Unemployment insurance is one of the best tools for stabilizing our economy, yet only one in four jobless DC workers receive these benefits. Unemployment insurance goes directly back into local businesses through mortgage/rent payments, groceries, and other essential purchases. It not only prevents jobless workers from plunging into more severe financial crisis, but keeps their neighbors employed by keeping dollars flowing into the local economy.
- DC’s unemployment rate hit a historic high of 12.1 percent in December – two percentage points above the national average. There are 20,000 more jobless DC residents today than just two years ago. This rate does not reflect the number of “discouraged” workers who have stopped looking or those who want to work full-time but have settled for part-time hours. When these workers were included, DC’s rate increased to 14.2 percent for 2009, according to the Bureau of Labor Statistics.
- DC has a large number of jobless residents who have been unemployed for 15 weeks or longer, according to the Bureau of Labor Statistics. The data also shows that the city has a relatively low rate of people who recently lost their jobs or completed a temporary job. In other words, while most communities are suffering from recent job loss as a result of the recession, many DC residents were having trouble finding employment even before the economic downturn.

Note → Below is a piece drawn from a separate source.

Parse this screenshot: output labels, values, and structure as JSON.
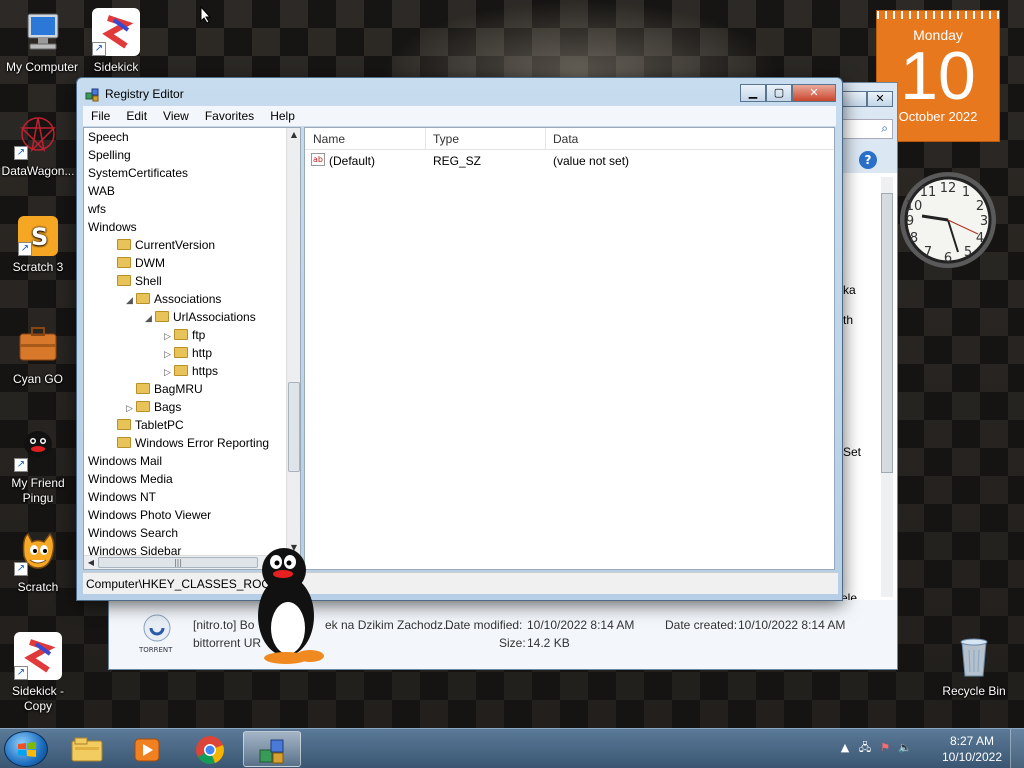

- Only one in four jobless DC residents collects unemployment benefits, among the lowest rates in the country. This reflects a number of factors, one of which is that many of the city’s jobless have been out of work for so long that they are not eligible.

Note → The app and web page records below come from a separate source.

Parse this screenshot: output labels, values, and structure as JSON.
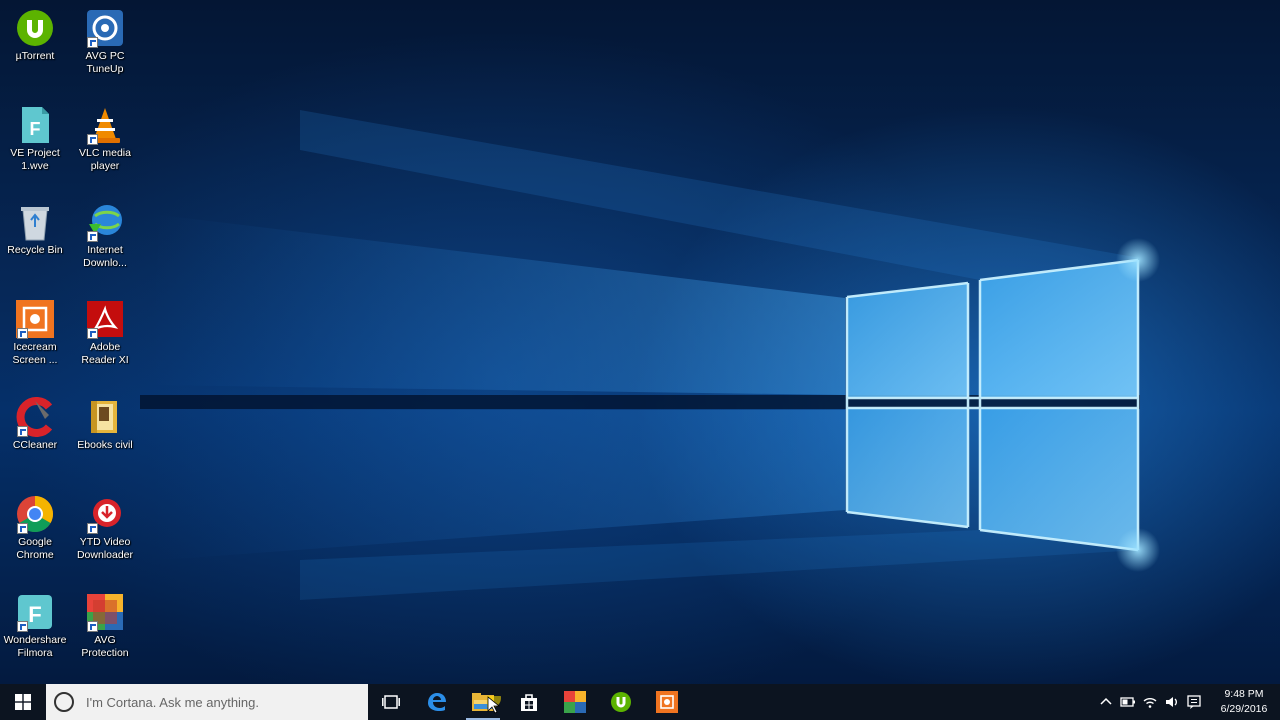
{
  "desktop": {
    "icons": [
      {
        "label": "µTorrent",
        "icon": "utorrent-icon",
        "shortcut": false
      },
      {
        "label": "AVG PC\nTuneUp",
        "icon": "avg-tuneup-icon",
        "shortcut": true
      },
      {
        "label": "VE Project\n1.wve",
        "icon": "filmora-project-icon",
        "shortcut": false
      },
      {
        "label": "VLC media\nplayer",
        "icon": "vlc-icon",
        "shortcut": true
      },
      {
        "label": "Recycle Bin",
        "icon": "recycle-bin-icon",
        "shortcut": false
      },
      {
        "label": "Internet\nDownlo...",
        "icon": "internet-download-manager-icon",
        "shortcut": true
      },
      {
        "label": "Icecream\nScreen ...",
        "icon": "icecream-screen-recorder-icon",
        "shortcut": true
      },
      {
        "label": "Adobe\nReader XI",
        "icon": "adobe-reader-icon",
        "shortcut": true
      },
      {
        "label": "CCleaner",
        "icon": "ccleaner-icon",
        "shortcut": true
      },
      {
        "label": "Ebooks civil",
        "icon": "folder-icon",
        "shortcut": false
      },
      {
        "label": "Google\nChrome",
        "icon": "chrome-icon",
        "shortcut": true
      },
      {
        "label": "YTD Video\nDownloader",
        "icon": "ytd-downloader-icon",
        "shortcut": true
      },
      {
        "label": "Wondershare\nFilmora",
        "icon": "filmora-icon",
        "shortcut": true
      },
      {
        "label": "AVG\nProtection",
        "icon": "avg-protection-icon",
        "shortcut": true
      }
    ]
  },
  "taskbar": {
    "cortana_placeholder": "I'm Cortana. Ask me anything.",
    "pinned": [
      {
        "icon": "task-view-icon"
      },
      {
        "icon": "edge-icon"
      },
      {
        "icon": "file-explorer-icon",
        "active": true
      },
      {
        "icon": "store-icon"
      },
      {
        "icon": "avg-taskbar-icon"
      },
      {
        "icon": "utorrent-taskbar-icon"
      },
      {
        "icon": "icecream-taskbar-icon"
      }
    ],
    "clock": {
      "time": "9:48 PM",
      "date": "6/29/2016"
    }
  },
  "colors": {
    "taskbar": "#0c1420",
    "cortana_box": "#f1f1f1",
    "window_light": "#7fd6ff"
  }
}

WHAT IS BEING DONE NOW
There currently are two unemployment insurance-related bills being considered by the DC Council that would expand unemployment insurance benefits.
- The Unemployment Compensation Administrative Modernization Amendment Act of 2009 expands unemployment insurance using two approaches recommended by the U.S. Department of Labor. Making these changes would allow the District to receive an $18 million, one-time bonus through the 2009 federal stimulus package. The reforms include creating a dependent allowance for unemployed workers and extending the length of benefits to workers in qualified training programs. Under this legislation, recipients of unemployment insurance would receive $15 for each dependent per week, up to $50 per week. And unemployed workers who have exhausted regular unemployment benefits but who are enrolled in an approved training program could extend their unemployment benefits by 26 weeks.

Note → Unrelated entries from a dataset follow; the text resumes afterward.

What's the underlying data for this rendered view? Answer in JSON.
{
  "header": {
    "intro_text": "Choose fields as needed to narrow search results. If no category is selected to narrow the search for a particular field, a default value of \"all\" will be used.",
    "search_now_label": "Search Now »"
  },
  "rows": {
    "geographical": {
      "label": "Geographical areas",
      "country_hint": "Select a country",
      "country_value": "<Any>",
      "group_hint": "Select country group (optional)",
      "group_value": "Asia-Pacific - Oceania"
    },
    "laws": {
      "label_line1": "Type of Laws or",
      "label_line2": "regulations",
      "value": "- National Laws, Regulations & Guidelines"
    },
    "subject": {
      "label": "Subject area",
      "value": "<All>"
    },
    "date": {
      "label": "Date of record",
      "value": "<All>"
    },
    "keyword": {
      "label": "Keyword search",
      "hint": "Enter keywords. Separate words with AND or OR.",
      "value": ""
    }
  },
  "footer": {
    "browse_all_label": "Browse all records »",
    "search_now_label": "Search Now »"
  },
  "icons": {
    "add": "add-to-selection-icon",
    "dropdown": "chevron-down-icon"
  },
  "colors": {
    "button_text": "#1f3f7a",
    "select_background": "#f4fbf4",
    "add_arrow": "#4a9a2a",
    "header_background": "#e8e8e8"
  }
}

- The Unemployment Insurance Compensation Reform Act of 2009 extends the time given to appeal a denial of eligibility for unemployment insurance from 10 to 15 days and increases the weekly maximum payment by $20 from $359 to $379. (The District currently has the lowest maximum payment in the region: Virginia is $378 per week, and Maryland is $380.) The bill also extends benefits to those who leave a job for “compelling family reasons” — to care for a sick family member, to respond to domestic violence, or when a worker moves due to spouse relocation.
Although these reforms would help more jobless workers collect the benefits they need, many residents have been out of work too long to qualify for even a reformed unemployment insurance program. The development of training and education options is the best way to address this long-term joblessness.
- Modernizing Unemployment Insurance – The American Recovery and Reinvestment Act, National Employment Law Project , 2009
- Help Is on the Way for Unemployed Workers, DC Fiscal Policy Institute, 2009